Storms take aim at large wildfires in South

  • Fire erupts on both side of Highway 441 between Gatlinburg and Pigeon Forge, Tenn., Monday, Nov. 28, 2016. In Gatlinburg, smoke and fire caused the mandatory evacuation of downtown and surrounding areas, according to the Tennessee Emergency Management Agency. (Jessica Tezak/Knoxville News Sentinel via AP)

    Fire erupts on both side of Highway 441 between Gatlinburg and Pigeon Forge, Tenn., Monday, Nov. 28, 2016. In Gatlinburg, smoke and fire caused the mandatory evacuation of downtown and surrounding areas, according to the Tennessee Emergency Management Agency. (Jessica Tezak/Knoxville News Sentinel via AP)  (The Associated Press)

  • Thick smoke from area forest fires looms in Gatlinburg, Tenn., Monday, Nov. 28, 2016. Gatlinburg officials say several areas are being evacuated as a result of fires in and around Great Smoky Mountains National Park. (Brianna Paciorka/Knoxville News Sentinel via AP)

    Thick smoke from area forest fires looms in Gatlinburg, Tenn., Monday, Nov. 28, 2016. Gatlinburg officials say several areas are being evacuated as a result of fires in and around Great Smoky Mountains National Park. (Brianna Paciorka/Knoxville News Sentinel via AP)  (The Associated Press)

  • Thick smoke from area forest fires looms in Gatlinburg, Tenn., Monday, Nov. 28, 2016. Gatlinburg officials say several areas are being evacuated as a result of fires in and around Great Smoky Mountains National Park. (Brianna Paciorka/Knoxville News Sentinel via AP)

    Thick smoke from area forest fires looms in Gatlinburg, Tenn., Monday, Nov. 28, 2016. Gatlinburg officials say several areas are being evacuated as a result of fires in and around Great Smoky Mountains National Park. (Brianna Paciorka/Knoxville News Sentinel via AP)  (The Associated Press)

As storms approach some of the largest wildfires burning in the South, the rain signaled new hope for firefighters working to put them out.

But authorities said the storms were also bringing high winds, which could topple the many dead trees and branches in burning forests and pose a threat to firefighters. And experts predicted rains from one storm system wouldn't be enough to end the relentless drought that's spread across several states.

The storms appeared to be taking aim at the two largest wildfires in the South — the nearly 28,000-acre Rough Ridge Fire in north Georgia and the nearly 25,000-acre Rock Mountain Fire burning on both sides of the Georgia-North Carolina line.

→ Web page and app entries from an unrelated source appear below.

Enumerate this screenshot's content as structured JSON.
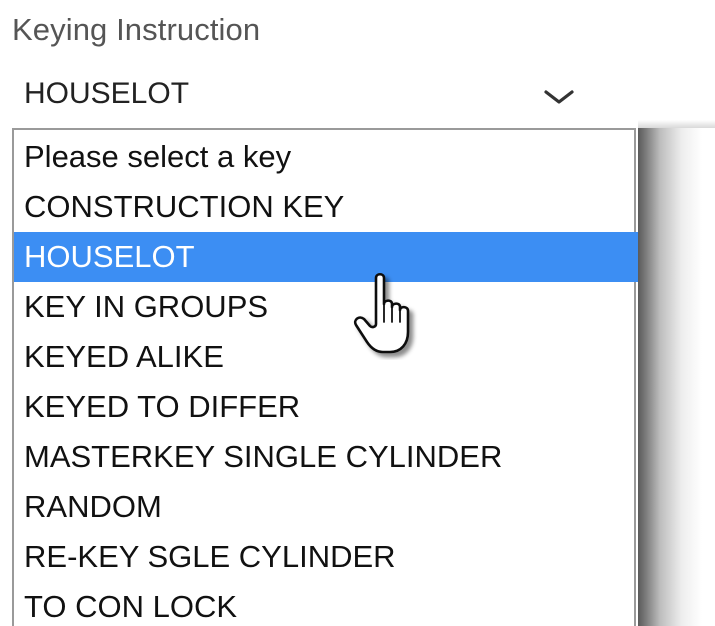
{
  "field": {
    "label": "Keying Instruction",
    "selected_value": "HOUSELOT",
    "chevron_icon": "chevron-down-icon"
  },
  "dropdown": {
    "options": [
      "Please select a key",
      "CONSTRUCTION KEY",
      "HOUSELOT",
      "KEY IN GROUPS",
      "KEYED ALIKE",
      "KEYED TO DIFFER",
      "MASTERKEY SINGLE CYLINDER",
      "RANDOM",
      "RE-KEY SGLE CYLINDER",
      "TO CON LOCK"
    ],
    "highlighted_option": "HOUSELOT",
    "highlight_color": "#3c8ef3"
  },
  "cursor": {
    "icon": "hand-pointer-icon"
  }
}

Authorities said 22 other large wildfires were burning throughout the Southeast U.S.